[Items from an interface collection]
Content starts

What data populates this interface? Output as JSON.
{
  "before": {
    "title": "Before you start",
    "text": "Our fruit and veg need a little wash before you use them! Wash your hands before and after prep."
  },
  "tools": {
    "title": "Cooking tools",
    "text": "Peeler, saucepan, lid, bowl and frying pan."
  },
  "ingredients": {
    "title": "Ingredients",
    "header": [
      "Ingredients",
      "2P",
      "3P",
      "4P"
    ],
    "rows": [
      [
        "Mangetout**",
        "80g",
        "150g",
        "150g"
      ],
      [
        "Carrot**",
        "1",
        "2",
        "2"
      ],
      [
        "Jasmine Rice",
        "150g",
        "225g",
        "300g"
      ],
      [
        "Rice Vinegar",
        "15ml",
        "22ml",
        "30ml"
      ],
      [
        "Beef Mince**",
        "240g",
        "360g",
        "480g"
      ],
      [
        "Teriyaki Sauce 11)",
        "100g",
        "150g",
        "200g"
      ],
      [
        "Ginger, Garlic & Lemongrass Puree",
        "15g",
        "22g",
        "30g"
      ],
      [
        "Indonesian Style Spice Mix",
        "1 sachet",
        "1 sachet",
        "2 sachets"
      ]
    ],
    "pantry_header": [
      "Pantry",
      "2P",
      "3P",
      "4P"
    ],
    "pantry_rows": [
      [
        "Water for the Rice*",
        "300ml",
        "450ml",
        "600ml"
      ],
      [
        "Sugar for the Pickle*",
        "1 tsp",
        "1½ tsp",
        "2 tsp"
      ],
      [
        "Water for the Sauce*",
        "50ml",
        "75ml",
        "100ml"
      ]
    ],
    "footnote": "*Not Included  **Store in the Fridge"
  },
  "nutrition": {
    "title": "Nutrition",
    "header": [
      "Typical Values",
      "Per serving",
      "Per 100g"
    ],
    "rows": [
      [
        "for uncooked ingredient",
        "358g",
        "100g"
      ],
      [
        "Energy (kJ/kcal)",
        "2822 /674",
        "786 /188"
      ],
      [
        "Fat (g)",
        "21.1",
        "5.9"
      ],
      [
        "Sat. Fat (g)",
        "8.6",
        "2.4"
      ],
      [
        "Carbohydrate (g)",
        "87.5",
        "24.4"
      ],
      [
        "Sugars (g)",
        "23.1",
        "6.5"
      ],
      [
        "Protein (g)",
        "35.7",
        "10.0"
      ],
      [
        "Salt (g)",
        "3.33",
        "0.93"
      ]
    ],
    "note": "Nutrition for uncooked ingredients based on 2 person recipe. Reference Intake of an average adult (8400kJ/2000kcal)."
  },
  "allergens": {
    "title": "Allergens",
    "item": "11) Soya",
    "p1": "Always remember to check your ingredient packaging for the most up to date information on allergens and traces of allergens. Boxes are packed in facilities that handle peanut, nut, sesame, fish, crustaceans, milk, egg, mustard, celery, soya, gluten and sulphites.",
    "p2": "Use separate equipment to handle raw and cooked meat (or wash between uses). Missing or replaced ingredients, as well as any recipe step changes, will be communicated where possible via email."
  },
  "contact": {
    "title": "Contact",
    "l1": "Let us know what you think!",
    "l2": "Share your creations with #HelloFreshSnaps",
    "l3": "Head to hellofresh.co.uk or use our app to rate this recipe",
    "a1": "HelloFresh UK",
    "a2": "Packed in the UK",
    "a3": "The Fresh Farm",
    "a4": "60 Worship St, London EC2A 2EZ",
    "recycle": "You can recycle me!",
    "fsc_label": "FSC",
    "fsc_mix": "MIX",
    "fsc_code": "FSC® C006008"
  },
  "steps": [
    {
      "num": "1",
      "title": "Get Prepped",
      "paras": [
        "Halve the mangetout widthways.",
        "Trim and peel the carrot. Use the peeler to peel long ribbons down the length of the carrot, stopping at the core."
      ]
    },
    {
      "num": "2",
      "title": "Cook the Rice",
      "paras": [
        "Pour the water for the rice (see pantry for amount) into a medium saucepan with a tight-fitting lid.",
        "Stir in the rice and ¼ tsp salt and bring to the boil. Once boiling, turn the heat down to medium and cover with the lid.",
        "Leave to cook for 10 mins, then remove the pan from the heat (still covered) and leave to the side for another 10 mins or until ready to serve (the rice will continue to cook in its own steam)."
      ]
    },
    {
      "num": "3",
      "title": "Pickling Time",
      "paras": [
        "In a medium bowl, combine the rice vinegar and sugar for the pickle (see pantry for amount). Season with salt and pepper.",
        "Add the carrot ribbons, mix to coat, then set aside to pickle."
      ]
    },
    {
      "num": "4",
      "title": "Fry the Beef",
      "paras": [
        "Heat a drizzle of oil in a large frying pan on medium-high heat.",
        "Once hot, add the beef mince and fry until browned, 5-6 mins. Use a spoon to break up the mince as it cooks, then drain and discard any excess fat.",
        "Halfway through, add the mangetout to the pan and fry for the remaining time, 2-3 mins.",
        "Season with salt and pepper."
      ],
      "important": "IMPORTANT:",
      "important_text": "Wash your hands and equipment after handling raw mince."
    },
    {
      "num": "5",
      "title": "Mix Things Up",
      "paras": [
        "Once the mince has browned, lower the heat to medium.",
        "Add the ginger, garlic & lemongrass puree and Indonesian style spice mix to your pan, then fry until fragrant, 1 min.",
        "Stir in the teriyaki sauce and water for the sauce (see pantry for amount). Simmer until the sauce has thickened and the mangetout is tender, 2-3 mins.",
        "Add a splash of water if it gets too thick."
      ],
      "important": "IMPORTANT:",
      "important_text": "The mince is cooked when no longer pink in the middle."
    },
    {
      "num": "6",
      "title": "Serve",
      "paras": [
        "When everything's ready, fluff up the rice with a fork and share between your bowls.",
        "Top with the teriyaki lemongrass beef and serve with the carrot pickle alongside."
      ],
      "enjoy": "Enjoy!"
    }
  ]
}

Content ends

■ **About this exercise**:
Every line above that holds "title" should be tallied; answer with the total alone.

■ **Solution for this problem**:
12